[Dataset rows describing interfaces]

[Start of Attachment]

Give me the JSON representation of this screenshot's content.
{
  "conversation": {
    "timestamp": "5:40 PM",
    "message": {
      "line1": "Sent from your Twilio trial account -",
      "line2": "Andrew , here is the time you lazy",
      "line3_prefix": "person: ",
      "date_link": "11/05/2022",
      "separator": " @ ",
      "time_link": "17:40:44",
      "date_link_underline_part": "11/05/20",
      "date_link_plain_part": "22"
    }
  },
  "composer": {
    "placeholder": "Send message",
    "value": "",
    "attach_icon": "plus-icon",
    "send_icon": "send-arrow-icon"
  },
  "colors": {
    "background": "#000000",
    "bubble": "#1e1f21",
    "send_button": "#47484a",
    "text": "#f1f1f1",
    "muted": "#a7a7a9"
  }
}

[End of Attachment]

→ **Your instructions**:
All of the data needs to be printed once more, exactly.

→ **Response area**:
Give me the JSON representation of this screenshot's content.
{
  "conversation": {
    "timestamp": "5:40 PM",
    "message": {
      "line1": "Sent from your Twilio trial account -",
      "line2": "Andrew , here is the time you lazy",
      "line3_prefix": "person: ",
      "date_link": "11/05/2022",
      "separator": " @ ",
      "time_link": "17:40:44",
      "date_link_underline_part": "11/05/20",
      "date_link_plain_part": "22"
    }
  },
  "composer": {
    "placeholder": "Send message",
    "value": "",
    "attach_icon": "plus-icon",
    "send_icon": "send-arrow-icon"
  },
  "colors": {
    "background": "#000000",
    "bubble": "#1e1f21",
    "send_button": "#47484a",
    "text": "#f1f1f1",
    "muted": "#a7a7a9"
  }
}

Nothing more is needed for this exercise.